Memorizing specialized vocabulary beforehand is crucial because not knowing the exact word means you have to translate its definition, which takes too much time and threatens the balancing act. Like Ruiz, Hillside Villa tenant Leslie Hernandez makes sure to practice before meetings, looking up vocabulary like “councilmember,” “city hall,” and most importantly, “eminent domain,” — la expropiación — the promised land toward which the Hillside Villa Tenant Association has been organizing since landlord Tom Botz backed out of a ten-year extension of the building’s affordability covenant.
“When you have some alone time, sit in front of a mirror and record yourself,” Hernandez says. “It helps with confidence. You can be shy. There might not be too many people at our meetings, but if you’re a shy person, it’s definitely hard to have so many eyes looking at you.”
Simultaneous interpretation originates with the League of Nations, the EU-like coalition that formed in the wake of World War I. The Nuremberg Trials, however, when Nazis were tried for genocide in 13 hearings between 1945 and 1949, were the first major experiment in the technology.
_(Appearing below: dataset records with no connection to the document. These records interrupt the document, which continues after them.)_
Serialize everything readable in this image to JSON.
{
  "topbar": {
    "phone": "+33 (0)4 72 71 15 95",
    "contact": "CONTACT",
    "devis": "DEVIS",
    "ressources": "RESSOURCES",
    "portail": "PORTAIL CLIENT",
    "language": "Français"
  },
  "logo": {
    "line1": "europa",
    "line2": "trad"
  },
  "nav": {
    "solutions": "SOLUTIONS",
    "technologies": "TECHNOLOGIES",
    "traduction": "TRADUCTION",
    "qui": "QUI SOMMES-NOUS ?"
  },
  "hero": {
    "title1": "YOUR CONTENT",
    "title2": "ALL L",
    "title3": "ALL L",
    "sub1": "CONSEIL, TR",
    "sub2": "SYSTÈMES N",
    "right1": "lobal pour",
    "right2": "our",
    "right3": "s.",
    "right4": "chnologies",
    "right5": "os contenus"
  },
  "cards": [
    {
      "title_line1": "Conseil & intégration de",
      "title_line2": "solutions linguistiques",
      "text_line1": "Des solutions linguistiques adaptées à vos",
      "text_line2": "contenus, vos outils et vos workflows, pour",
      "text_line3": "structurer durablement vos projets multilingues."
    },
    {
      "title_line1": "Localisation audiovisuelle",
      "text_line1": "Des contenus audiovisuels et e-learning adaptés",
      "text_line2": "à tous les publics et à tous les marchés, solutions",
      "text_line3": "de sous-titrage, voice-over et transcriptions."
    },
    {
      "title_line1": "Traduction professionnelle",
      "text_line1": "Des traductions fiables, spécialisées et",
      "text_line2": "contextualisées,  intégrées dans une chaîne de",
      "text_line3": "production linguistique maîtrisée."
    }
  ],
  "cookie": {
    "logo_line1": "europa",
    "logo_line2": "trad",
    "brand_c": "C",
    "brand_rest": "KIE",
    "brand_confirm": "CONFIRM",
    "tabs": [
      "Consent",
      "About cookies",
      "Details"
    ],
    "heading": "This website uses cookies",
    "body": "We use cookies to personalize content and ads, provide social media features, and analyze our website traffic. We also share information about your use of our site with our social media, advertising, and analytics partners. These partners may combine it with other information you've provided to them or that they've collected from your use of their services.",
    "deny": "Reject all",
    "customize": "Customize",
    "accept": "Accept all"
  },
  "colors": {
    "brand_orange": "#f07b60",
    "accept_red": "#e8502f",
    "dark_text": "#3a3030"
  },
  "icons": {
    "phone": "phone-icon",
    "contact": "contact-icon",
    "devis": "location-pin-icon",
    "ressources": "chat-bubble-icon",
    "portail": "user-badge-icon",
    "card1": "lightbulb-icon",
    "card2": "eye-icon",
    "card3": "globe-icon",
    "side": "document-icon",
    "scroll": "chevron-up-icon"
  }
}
Before Nuremberg, diplomats typically used consecutive interpretation, when an interpretation is repeated in full after the speaker concludes, or chuchotage — French for whispering — when an interpreter crouches next to a listener and whispers interpretation into their ear.
Officials at the time were still unsure that simultaneous interpretation could work at all, but the trials necessitated the interpretation of testimony into German, French, English, and Russian. Even though some consecutive interpreters at the time were famous for being able to convey 90-minute speeches verbatim and without notes, consecutive interpretation would have turned the Nuremberg trials, called “the trial of six million words,” into the trial of 24 million words.
LATU has 15 locals and over 5,000 dues-paying members. Though not all affiliated with LATU, tenant associations in Los Angeles run meetings in at least seven languages: English, Spanish, Cantonese, Mandarin, Vietnamese, Korean, and Armenian.
Ultimately, the most important responsibility of a tenant union interpreter is not just to facilitate communication between members, but to effectively relay the meaning of political speech. The interpreter’s language must inspire, strengthen, and motivate listeners, according to Jo Zhou, an organizer and interpreter with the Hillside Villa Tenant Association and tenant rights group Chinatown Community for Equitable Development. To do so effectively requires thinking more like the translator of a literary text than like an interpreter.
“Sometimes chants and slogans can be difficult [because] they come with a rhythmic aspect,” says Zhou. “You think about the term, ‘we keep us safe.’ How do you translate that without it being awkward? We went through so many. ‘We protect ourselves.’ That sounds like no one is looking out for us, so that’s not quite right. ‘Only we can protect each other.’ That’s better but it didn’t have quite the ring to it of ‘we keep us safe.’”
Translating “Black Lives Matter” was especially difficult. Chinese media uses the phrase “Hei ming gui,” which maintains the rhythm of the original phrasing, but translates roughly to “Black lives have value.” To make matters worse, “Black” in Cantonese often refers to objects or negative qualities, like corruption. Organizers also worried the translation could be construed as meaning, “Black people are expensive.” Ultimately Zhou and others settled on “hei ren sheng ming zhen gui,” which means “Black people’s lives are precious.”
“For tenants, it’s one thing to communicate, but it’s another thing to be understood,” says Ruiz. “Our tenants have a lot of pent up emotions and they need to be heard.”
“You know when you go to church and there’s this uplifting feeling? I think that’s what the tenant movement is about. You need to be connecting with people in that way. And interpretation needs to get tenants there, to that feeling — that aspect of release and that aspect of being understood.”